The fastest Internet network in the U.S. has become a little faster; the ESnet network has been upgraded to ESnet6 and now its capacity has grown to 46 terabit per second; now it only works for scientists.
The very first version of ESnet was created in 1986 to connect scientists from various U.S. Department of Energy laboratories. The network allowed them to exchange huge amounts of raw data quickly. Over the past decades, the ESnet has been updated many times to keep pace with technological advances and to transmit huge amounts of data from scientific experiments. In 2021, 1.1 exabytes of data were transmitted online.
ESnet6 consists of 24,000 km of dedicated fibre-optic cables that extend throughout the country and provide the backbone channels of the network. Each transmits data at a rate of between 400 gigabits per second and 1 Tbit/s. This was already the fastest Internet network in the world, but now it has strengthened its leadership with a capacity of 46 Tbit/s.

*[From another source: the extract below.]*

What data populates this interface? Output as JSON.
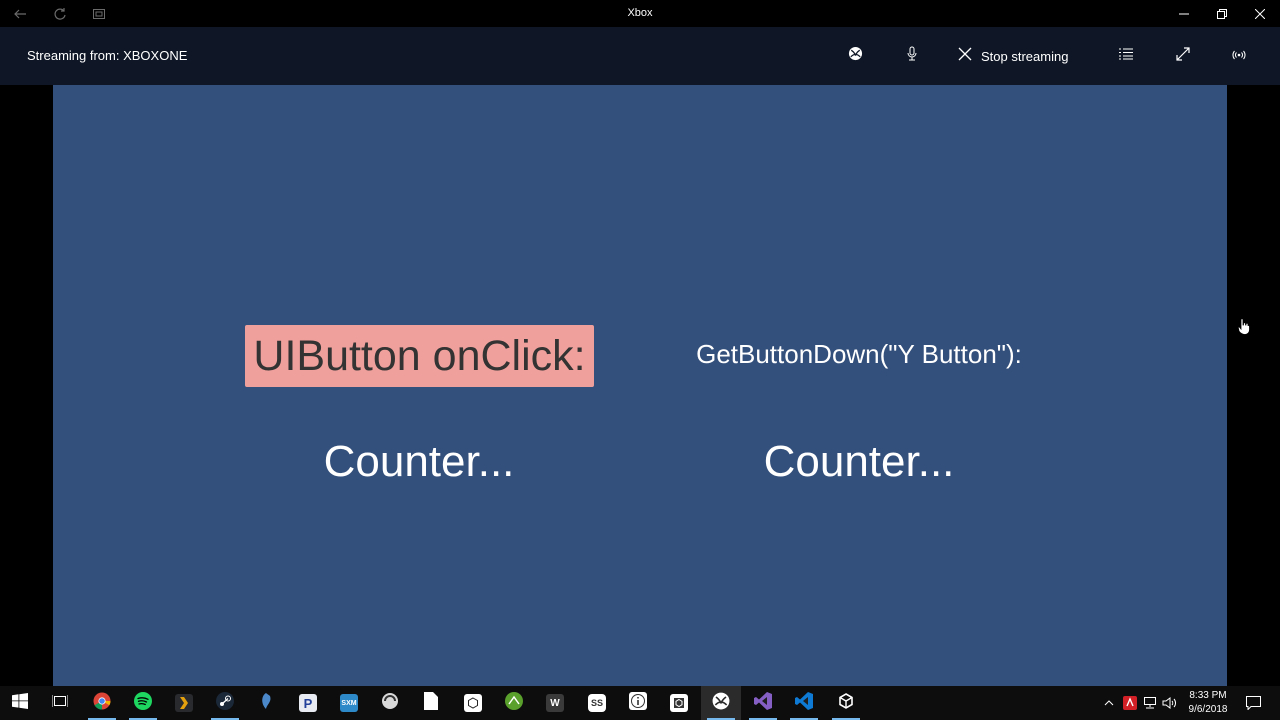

However, this is not the record rate of data transmission; this honour belongs to the experimental installation in Japan, which has reached an incredible speed of 1 petabit per second or 1,000 Tbit/s.
By comparison, a regular user can afford several hundred megabits per second, while ESnet6 is equivalent to 46 million Mbits/s. A fiber-optic connection at 10 Gbit/s is the highest Internet speed available to consumers. In this case, the advantage of ESnet6 is 46,000 times.